Portrait of a Nation

Neville Bonner

Neville Bonner

Neville Bonner was photographed under the palm tree when he revisited Ukerebagh Island in 1977.

The Courier-Mail Photo Archive

Neville Bonner was born under a palm tree on Ukebaragh Island in 1922. The son of a Jagera woman and an Englishman, Bonner’s earliest experience remained etched in his memory:

...my mother was not allowed to go to hospital to give birth to me, she gave birth to me in a little gunya under the palm tree, that still lives down there, on a government issued blanket. Those are the kind of things that we had to cope with when I was born and when I was a small child, right up into my teenage years and into my manhood.
Neville Bonner

As a young boy, Bonner worked hard to support his family. While Aboriginal children were not generally admitted to NSW state schools at this time, he was given permission to attend the local school after a good word from the police superintendent. After two days, however, he was forced to leave after protests from non-indigenous parents.

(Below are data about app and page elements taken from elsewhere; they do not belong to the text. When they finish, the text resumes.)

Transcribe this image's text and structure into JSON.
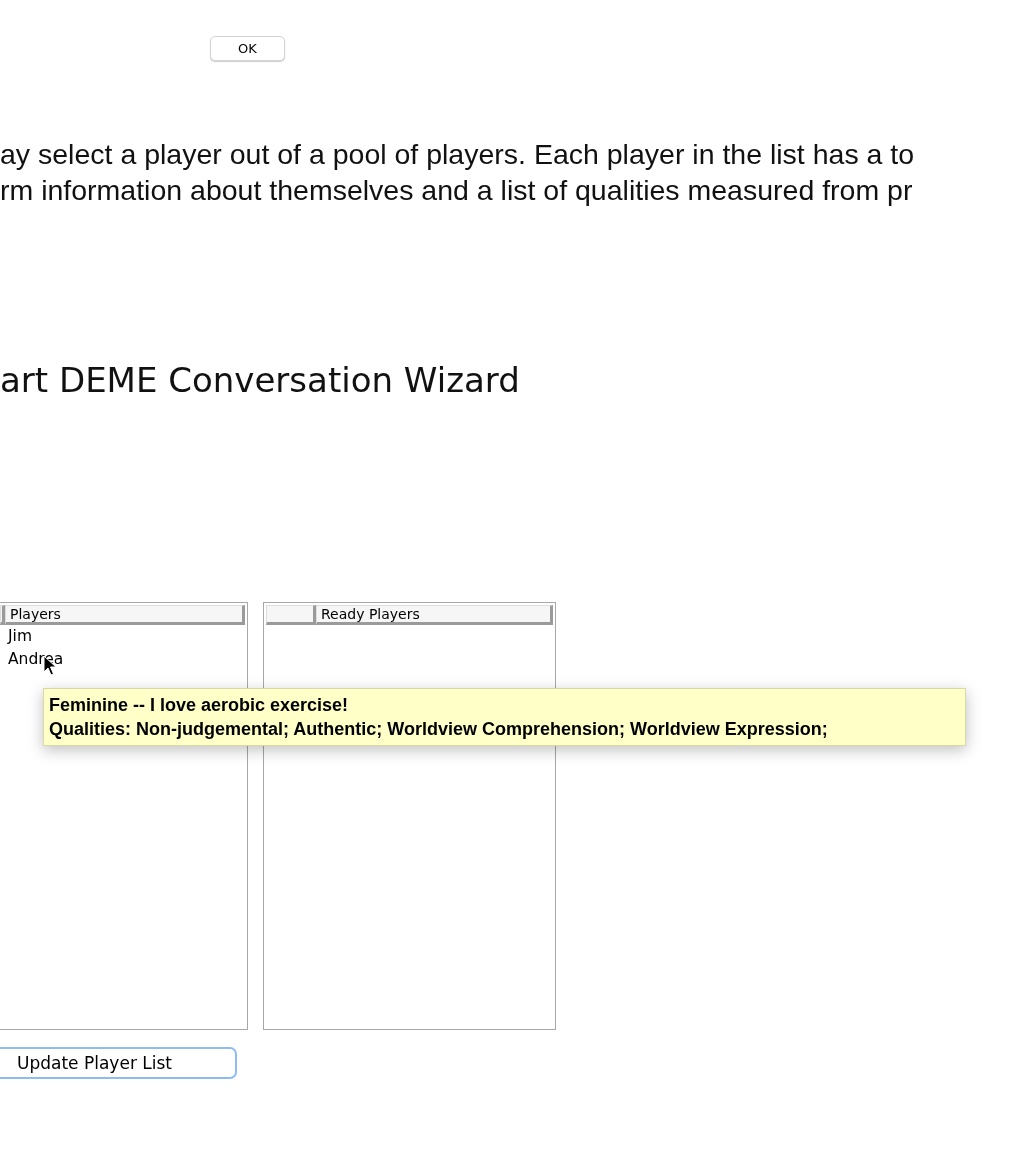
{
  "ok_button": "OK",
  "description": [
    "ay select a player out of a pool of players. Each player in the list has a to",
    "rm information about themselves and a list of qualities measured from pr"
  ],
  "heading": "art DEME Conversation Wizard",
  "players_table": {
    "column": "Players",
    "rows": [
      "Jim",
      "Andrea"
    ]
  },
  "ready_table": {
    "column": "Ready Players"
  },
  "tooltip": {
    "lines": [
      "Feminine -- I love aerobic exercise!",
      "Qualities: Non-judgemental; Authentic; Worldview Comprehension; Worldview Expression;"
    ]
  },
  "update_button": "Update Player List"
}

Following the death of his mother when he was fourteen, Bonner moved across the border with his grandparents to Beaudesert, Queensland. It was here, in his grandmother’s country, that he enrolled at Beaudesert State School and received his only year of formal education.

Watch the interview with Neville Bonner to hear him speak about his school experience.


After meeting his first wife Mona on a cattle station in north Queensland, the couple returned to her home on Palm Island where they married in 1943. Living with his family on the Aboriginal Reserve for the next seventeen years, Bonner became actively involved in community affairs. It was during this time that Bonner learned many of the skills he would later call on as a politician.

I learned to manoeuvre people, I suppose, to get the things done that I wanted to have done for the benefit of myself, my family and other people on the community.
Neville Bonner

Senator Neville T Bonner, throwing boomerang

Senator Neville Bonner, throwing a boomerang, 1971
National Library of Australia


Following the 1967 referendum that recognised Aboriginal people as Australian citizens, Bonner decided it was time to enter politics and joined the Liberal Party the next day. When he was selected to fill a Liberal Senate vacancy in 1971, Bonner proudly became the first Indigenous member of parliament in Australian history. The press were ready with their cameras when he followed his maiden speech with a boomerang throwing display on the lawns of Parliament House.

For the first time in the history of this country there was an Aboriginal voice in the parliament and that gave me an enormous feeling of overwhelming responsibility. I made people aware, the lawmakers in this country, I made them aware of Indigenous people. I think that was an achievement.
Neville Bonner

In Bonner’s position as Senator, he often found himself wedged between the conflicting views of a conservative Queensland state government and the changing attitudes of the Commonwealth. These tensions were present throughout his political career and, on issues related to Indigenous affairs, he often faced the harshest criticism from those he set out to represent.

Each time Bonner crossed the floor he was wearing his favourite R.M Williams boots. He defied the parliament’s strict dress code by wearing these in the Senate chambers.

Bonner became a highly respected parliamentary figure during his twelve years as Senator. Always one to stand up for what he believed, he crossed the floor many times to vote against his own party. Bonner resigned from the Liberal Party in 1983 after he was dropped from a winnable position on the Senate election ticket. He went on to run as an independent, but narrowly missed re-election.

Neville Bonner was named Australian of the Year in 1979 and for the next twenty years, he continued to be a strong advocate for Indigenous rights. Following his death in 1999, Senator Robert Hill paid tribute to this “remarkable man” saying,

Senator Robert Hill expressed his condolences in the Senate following the death of Neville Bonner on 5 February 1999.


his life was a lesson to us all: the way he overcame personal adversity; the inspiration he offered to all who refused to be shackled by disadvantage; the guidance he offered on values, in particular tolerance and compassion; and the way in which he accepted disappoints without bitterness.
Senator Robert Hill